The chances of coach Mark Rudan staying at the Wellington Phoenix beyond this season is becoming a 50-50 scenario.
And that's probably at best.
It's an unusual situation, as Rudan is contracted until the end of next season.
But it's reality — for a number of reasons — and could overshadow the rest of the campaign.
Rudan needs to find a way to resolve a difficult domestic situation — isolated from his family across the Tasman — and also wants to see greater commitment and ambition from the Phoenix into the future, saying on Thursday that if there are not improvements, "then I won't be here".
While one Australian bookmaker has already paid out on the Phoenix making the finals, for only the second time in seven seasons, the odds also appear to be diminishing on the 43-year-old being in Wellington for the second year of his contract.
When asked about his future on Thursday, Rudan was initially reluctant to discuss it. He refused to commit to being in the capital next year, perhaps understandable as negotiations are ongoing.

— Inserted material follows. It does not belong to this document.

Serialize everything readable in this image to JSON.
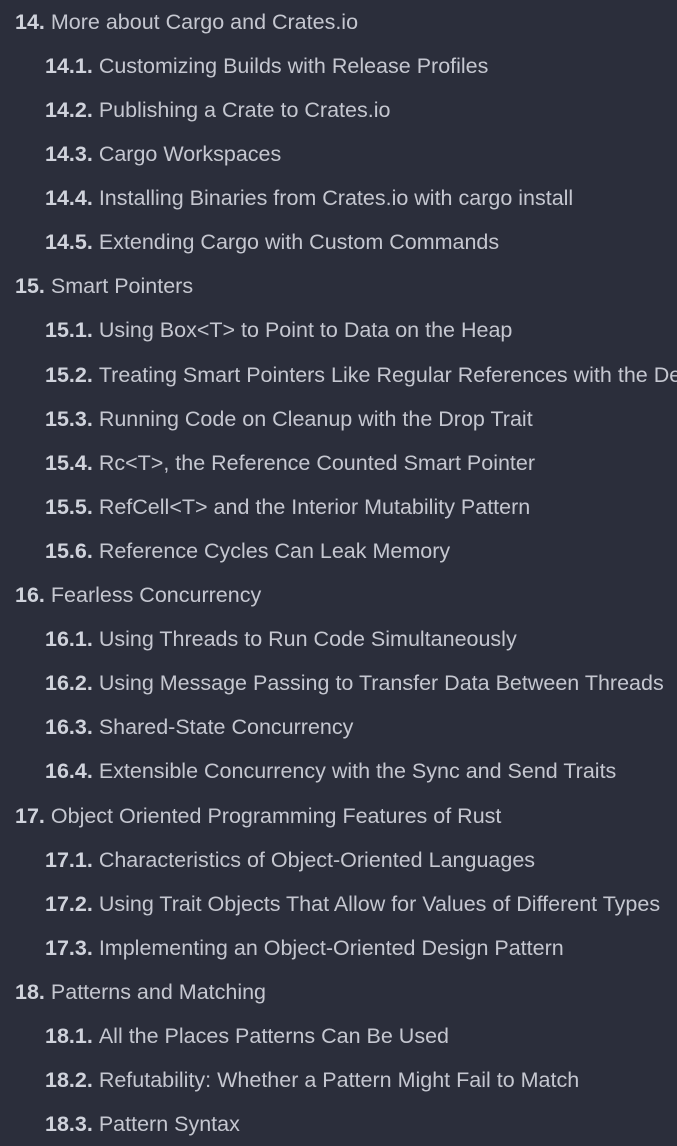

But he also wouldn't comment on speculation that has linked him to the head coach role at the new Western Melbourne franchise, essentially being unable to rule out going there.
"I respect your question," said Rudan, when asked about his commitment for next season. "I think I have spoken enough about it. There is enough dialogue going on between myself and the football club and at the right time we will speak about that. I hope you respect my side of things as well.
"I've heard the club's [view] and I am going to be hearing more from them at the same time I am putting forward my case, I've made it quite clear."
At the forefront of Rudan's mind is his family, living more than 2,000 kilometres away in Sydney.
"I've got a personal situation I have to resolve and pretty soon as well," said Rudan. "I've got two teenage kids who need their Dad around and Dad needs them around too. But I bought into this and we've made a decision. But I also said [before] that if I thought it was going to be this hard I probably wouldn't have taken this on…that's reality."
Rudan also indicated he wants to see evidence that the Phoenix can become an A League heavyweight.
The club has always been run on a tighter budget than many other A League teams, with a smaller backroom staff and thinner resources. That has changed positively this season, but would need to move significantly to compare with Sydney FC, Perth Glory or Friday's opponent Melbourne Victory.
"The club understands that I want a proper project, and I want to build on that," said Rudan. " I'm not going to sit back and rest on my laurels. If things that have been done in the past continue in that way, then I won't be here. They need to improve, everything needs to improve."
Both Phoenix chairman Rob Morrison and CEO David Dome have made comments in recent weeks espousing Rudan's personal integrity, with the underlying implication that it will be a key factor in him honouring the remainder of his deal, beyond a possible extension.
"Anyone who knows me will tell you the same thing [about integrity] but I keep saying, first and foremost, I am most honourable to my family," said Rudan. "Simple as that. And you can take that however you want, but that is the start of it and the end of it."
Beyond his personal situation, Rudan is fully focused on what looms as a massive game at Eden Park on Friday night.
The coach, who showed his methodical side by pacing out the stadium's pitch yesterday morning before training to check the dimensions, hopes the expected 20,000 crowd will create a difficult atmosphere for the Victory.
"They are quite parochial and vocal here in Auckland and hopefully the louder the better," said Rudan. "I am sick of tired of going to AAMI park and listening to their fans. They are one of the best [fan support] in the league so I'm hoping we can turn the table and make this loud and ugly for them [tonight]."